We have an organic dairy and produce farm scheduled to join our market in June and as the produce comes in, so will the farmers we've been talking to including a local garlic farmer and various market farmers' seasonal produce growers with things like corn, tomatoes, cucumbers, herbs, squash, etc.

The rainbow of carrots are looking good here at Eden's - from above anyway - and I can't wait to harvest them. Beets, collards and the chard are dodging whatever has been eating the green mustard and our kale. Looks like a small black beetle that nothing else wants to eat. I don't like to use Spinosad, as it is non-selective even though it is an organic product, when eaten, accidentally in a water droplet or on the leaves as pests consume them, it will kill it's eater. So struggle as I may to stay with a target use control, we'd like to have some green mustard before summer comes on and I'll carefully spray just those plants when the winds die down. Bt , another organic tool, (this one is a specific insect targeted control), needs to go on the squash and tomatoes as I've started to see signs of nibbling - usually a caterpillar of some sort.

Parris Island Romaine at its Peak

It's dry and I suspect that is what the plants are hollering about - We Want Water! I'm doing so with irrigation, but nothing compares to a nice, gentle soaking rain. We pray.
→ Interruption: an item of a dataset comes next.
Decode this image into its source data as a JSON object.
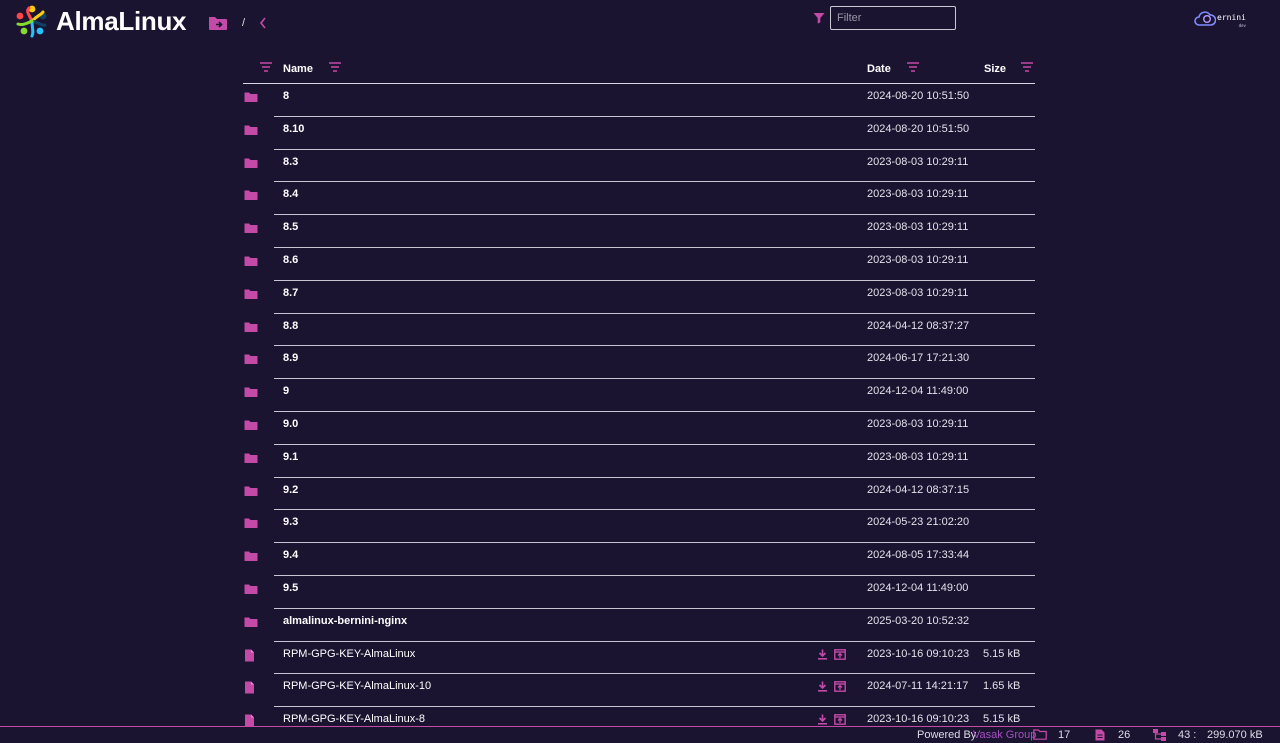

Probably our biggest disappointment this winter has been the spinach and strawberries. Too much rain this winter kept several rows under standing water much of the growing season and roots need air to breathe as well as moisture to grow. We'll see about converting these obviously low and flood prone areas to compost areas rather than growing rows in the future. The compost piles will serve as water breaks and the "tea" that does run off should make anything downhill quite happy. :)

Our CSA potluck picnic was lots of fun and everyone seemed to really enjoy getting to meet others who are like-minded in the support of small, local urban farms - this one in particular. We toured the back 40 and saw where the honey bees' new home will be later this spring/summer. There are spring shares available - for details on how to join us and help support a small, local growing farm.
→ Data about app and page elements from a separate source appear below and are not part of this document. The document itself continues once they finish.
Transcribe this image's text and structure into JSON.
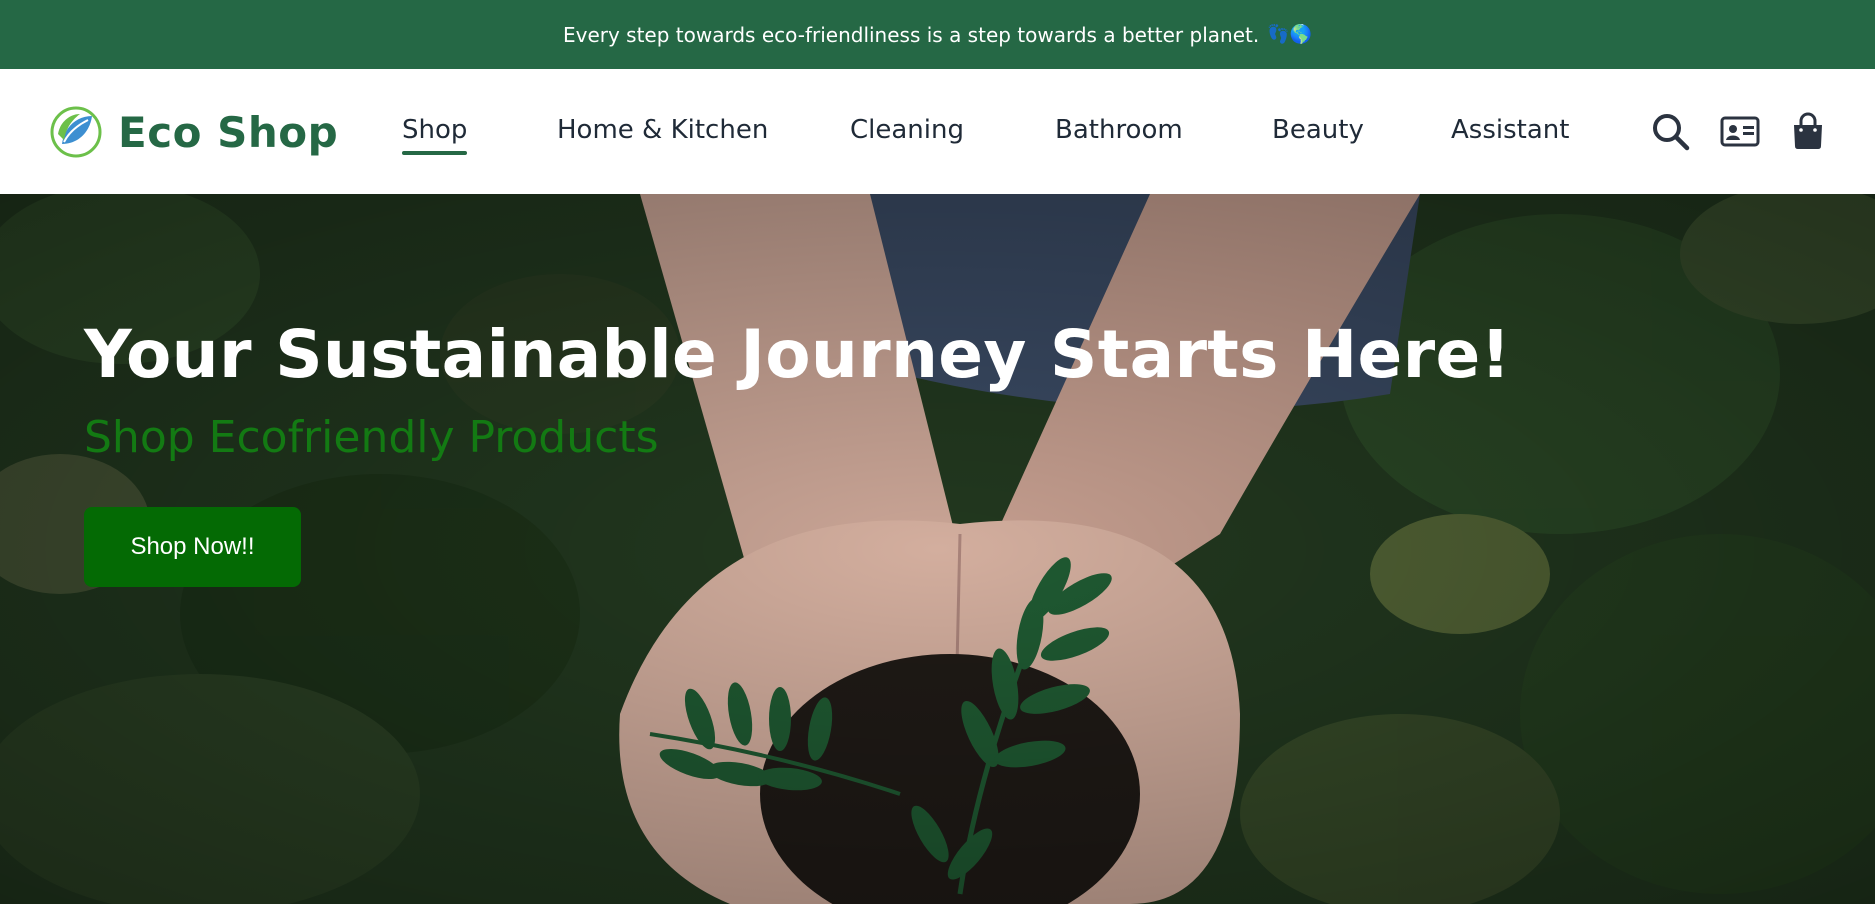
{
  "announcement": {
    "text": "Every step towards eco-friendliness is a step towards a better planet.",
    "emoji": "👣🌎"
  },
  "brand": {
    "name": "Eco Shop",
    "logo_icon": "leaf-globe-logo"
  },
  "nav": {
    "items": [
      {
        "label": "Shop",
        "active": true
      },
      {
        "label": "Home & Kitchen",
        "active": false
      },
      {
        "label": "Cleaning",
        "active": false
      },
      {
        "label": "Bathroom",
        "active": false
      },
      {
        "label": "Beauty",
        "active": false
      },
      {
        "label": "Assistant",
        "active": false
      }
    ],
    "icons": [
      "search-icon",
      "contact-card-icon",
      "shopping-bag-icon"
    ]
  },
  "hero": {
    "title": "Your Sustainable Journey Starts Here!",
    "subtitle": "Shop Ecofriendly Products",
    "cta_label": "Shop Now!!",
    "image": "hands-holding-soil-and-seedling"
  },
  "colors": {
    "brand_green": "#256845",
    "cta_green": "#046a04",
    "subtitle_green": "#137a13"
  }
}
Supporting local farmers, organic or not, and growing some of your own food, helps send a message to DC and your state that you want choices in your food sources. We're not advocating an end to big ag, just a correction to what the results of it have produced.
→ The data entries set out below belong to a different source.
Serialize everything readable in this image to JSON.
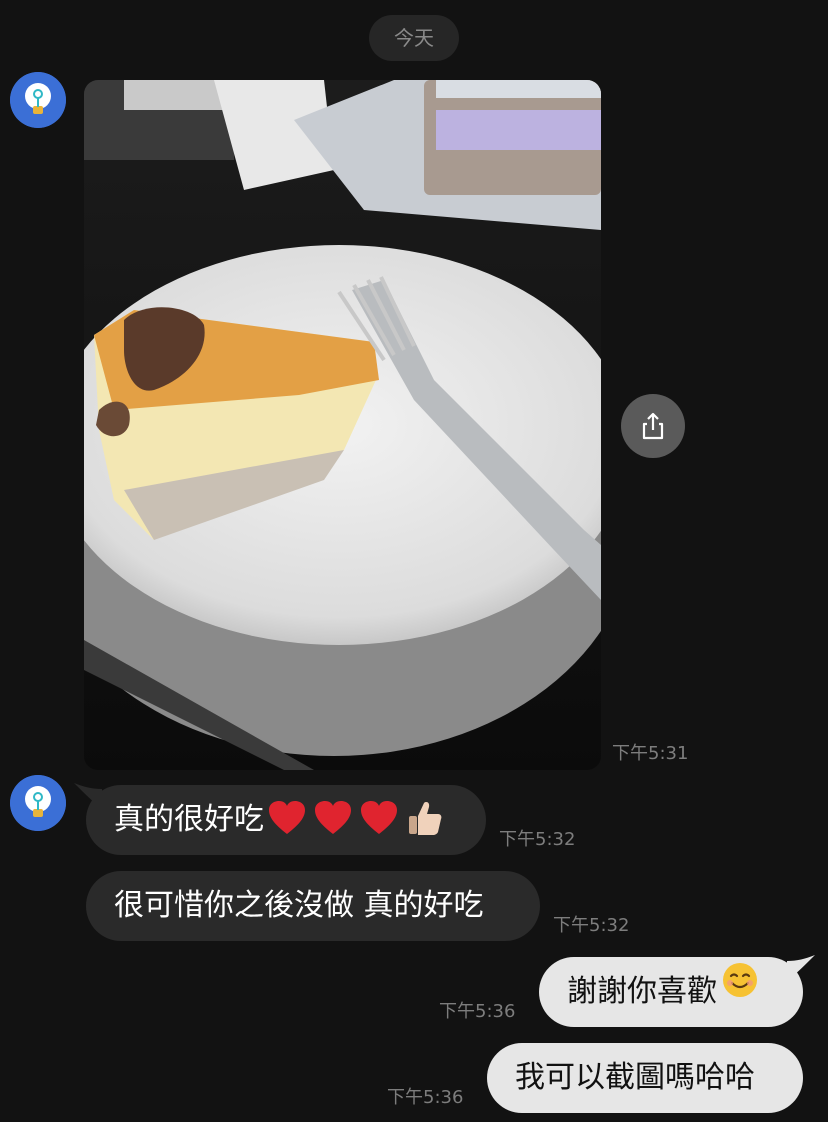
{
  "date_divider": "今天",
  "messages": [
    {
      "id": "m1",
      "type": "image",
      "direction": "incoming",
      "time": "下午5:31",
      "image_description_icon": "cheesecake-photo"
    },
    {
      "id": "m2",
      "type": "text",
      "direction": "incoming",
      "text": "真的很好吃",
      "emojis": [
        "red-heart",
        "red-heart",
        "red-heart",
        "thumbs-up"
      ],
      "time": "下午5:32"
    },
    {
      "id": "m3",
      "type": "text",
      "direction": "incoming",
      "text": "很可惜你之後沒做 真的好吃",
      "time": "下午5:32"
    },
    {
      "id": "m4",
      "type": "text",
      "direction": "outgoing",
      "text": "謝謝你喜歡",
      "emojis": [
        "smiling-face"
      ],
      "time": "下午5:36"
    },
    {
      "id": "m5",
      "type": "text",
      "direction": "outgoing",
      "text": "我可以截圖嗎哈哈",
      "time": "下午5:36"
    }
  ],
  "colors": {
    "background": "#121212",
    "incoming_bubble": "#2a2a2a",
    "outgoing_bubble": "#e6e6e6",
    "avatar": "#3b6fd6",
    "timestamp": "#7d7d7d"
  },
  "icons": {
    "avatar": "lightbulb-icon",
    "share": "share-icon"
  }
}
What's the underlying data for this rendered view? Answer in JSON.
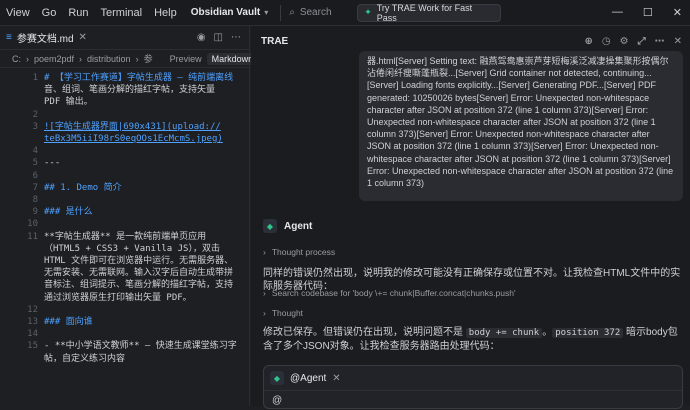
{
  "menu": [
    "View",
    "Go",
    "Run",
    "Terminal",
    "Help"
  ],
  "vault": "Obsidian Vault",
  "search": "Search",
  "try": "Try TRAE Work for Fast Pass",
  "tab": {
    "title": "参赛文档.md"
  },
  "breadcrumb": {
    "c": "C:",
    "p1": "poem2pdf",
    "p2": "distribution",
    "p3": "参",
    "preview": "Preview",
    "markdown": "Markdown"
  },
  "editor": {
    "l1a": "# 【学习工作赛道】字帖生成器 — 纯前端离线",
    "l1b": "音、组词、笔画分解的描红字帖，支持矢量",
    "l1c": "PDF 输出。",
    "l5a": "![字帖生成器界面|690x431](upload://",
    "l5b": "teBx3M5iiI98rS0eqOOs1EcMcmS.jpeg)",
    "l7": "---",
    "l9": "## 1. Demo 简介",
    "l11": "### 是什么",
    "l13a": "**字帖生成器** 是一款纯前端单页应用",
    "l13b": "（HTML5 + CSS3 + Vanilla JS），双击",
    "l13c": "HTML 文件即可在浏览器中运行。无需服务器、",
    "l13d": "无需安装、无需联网。输入汉字后自动生成带拼",
    "l13e": "音标注、组词提示、笔画分解的描红字帖，支持",
    "l13f": "通过浏览器原生打印输出矢量 PDF。",
    "l15": "### 面向谁",
    "l17a": "- **中小学语文教师** — 快速生成课堂练习字",
    "l17b": "帖，自定义练习内容"
  },
  "chat": {
    "title": "TRAE",
    "log": "器.html[Server] Setting text: 融燕驾鸯惠崇芦芽短梅溪泛减凄操集聚形按偶尔沾倦闲纤瘦嘶蓬瓶裂...[Server] Grid container not detected, continuing...[Server] Loading fonts explicitly...[Server] Generating PDF...[Server] PDF generated: 10250026 bytes[Server] Error: Unexpected non-whitespace character after JSON at position 372 (line 1 column 373)[Server] Error: Unexpected non-whitespace character after JSON at position 372 (line 1 column 373)[Server] Error: Unexpected non-whitespace character after JSON at position 372 (line 1 column 373)[Server] Error: Unexpected non-whitespace character after JSON at position 372 (line 1 column 373)[Server] Error: Unexpected non-whitespace character after JSON at position 372 (line 1 column 373)",
    "agent": "Agent",
    "thought1": "Thought process",
    "para1": "同样的错误仍然出现，说明我的修改可能没有正确保存或位置不对。让我检查HTML文件中的实际服务器代码：",
    "search_codebase": "Search codebase for 'body \\+= chunk|Buffer.concat|chunks.push'",
    "thought2": "Thought",
    "para2a": "修改已保存。但错误仍在出现，说明问题不是 ",
    "code1": "body += chunk",
    "para2b": "。",
    "code2": "position 372",
    "para2c": " 暗示body包含了多个JSON对象。让我检查服务器路由处理代码：",
    "input_agent": "@Agent",
    "input_at": "@"
  }
}
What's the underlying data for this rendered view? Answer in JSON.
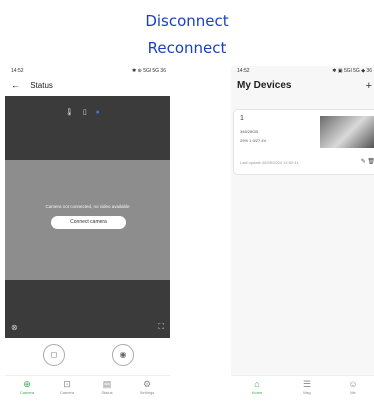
{
  "captions": {
    "line1": "Disconnect",
    "line2": "Reconnect"
  },
  "left_phone": {
    "status_bar": {
      "time": "14:52",
      "icons": "✱ ⊕ 5Gl 5G 36"
    },
    "header": {
      "back": "←",
      "title": "Status"
    },
    "video": {
      "top_icons": [
        "🌡",
        "▯",
        "●"
      ],
      "message": "Camera not connected, no video available",
      "connect_button": "Connect camera",
      "bottom_left_icon": "⊗",
      "bottom_right_icon": "⛶"
    },
    "controls": {
      "left": "◻",
      "right": "◉"
    },
    "tabs": [
      {
        "icon": "⊕",
        "label": "Camera"
      },
      {
        "icon": "⊡",
        "label": "Camera"
      },
      {
        "icon": "▤",
        "label": "Status"
      },
      {
        "icon": "⚙",
        "label": "Settings"
      }
    ]
  },
  "right_phone": {
    "status_bar": {
      "time": "14:52",
      "icons": "✱ ▣ 5Gl 5G ◆ 36"
    },
    "header": {
      "title": "My Devices",
      "add": "+"
    },
    "device": {
      "name": "1",
      "storage": "346/28GB",
      "battery": "29%   1.9/27.4V",
      "updated": "Last update 06/05/2024 14:52:41",
      "actions": "✎ 🗑"
    },
    "tabs": [
      {
        "icon": "⌂",
        "label": "Home"
      },
      {
        "icon": "☰",
        "label": "Msg"
      },
      {
        "icon": "☺",
        "label": "Me"
      }
    ]
  },
  "colors": {
    "caption": "#1a3fc4",
    "accent": "#3aaa55",
    "video_bg": "#3b3b3b"
  }
}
Many thanks for your support of local farms, farmers, and clean food.

Eat Your Food - Naturally!

Food Safety "Listening" Session Comments

Here is what 2 of my fellow farmers so elequently shared with the FDA down in San Antonio. Please listen to the logic in what they say - and then explain to me how the absense of logic in the proposed regulations doesn't make sense to Senator Cornyn or anyone else supporting this bill (S510)?

100 crops = 100 safety plans! We'd need to hire people just to handle the paperwork!

And Brad nails it - we've already got that - tracibility.

Great job Judith and Brad - thank you and the others there in San Antonio, during the peak of planting season no less, for representing N. Texas Farmers, too.

Please be sure to continue to stay posted on this issue - we'll need the support of our customers/supporters to help make the voices of the farmers heard. Let them know you have food safety with your farmers' direct sales.

Your food choices will be at risk if they shut down small farms by virtue of over-regulating them out of business. And our food will be no safer, and in fact, less safe, as a result of it passing.

Senator Testor has proposed ammendments we need to get behind - we all want food safety - small local farms already have it. Go to for details, to support small farms' representation in DC and Austin, and to stay posted on this and other important issues that affect YOUR food.

MarieEat Your Food - Naturally!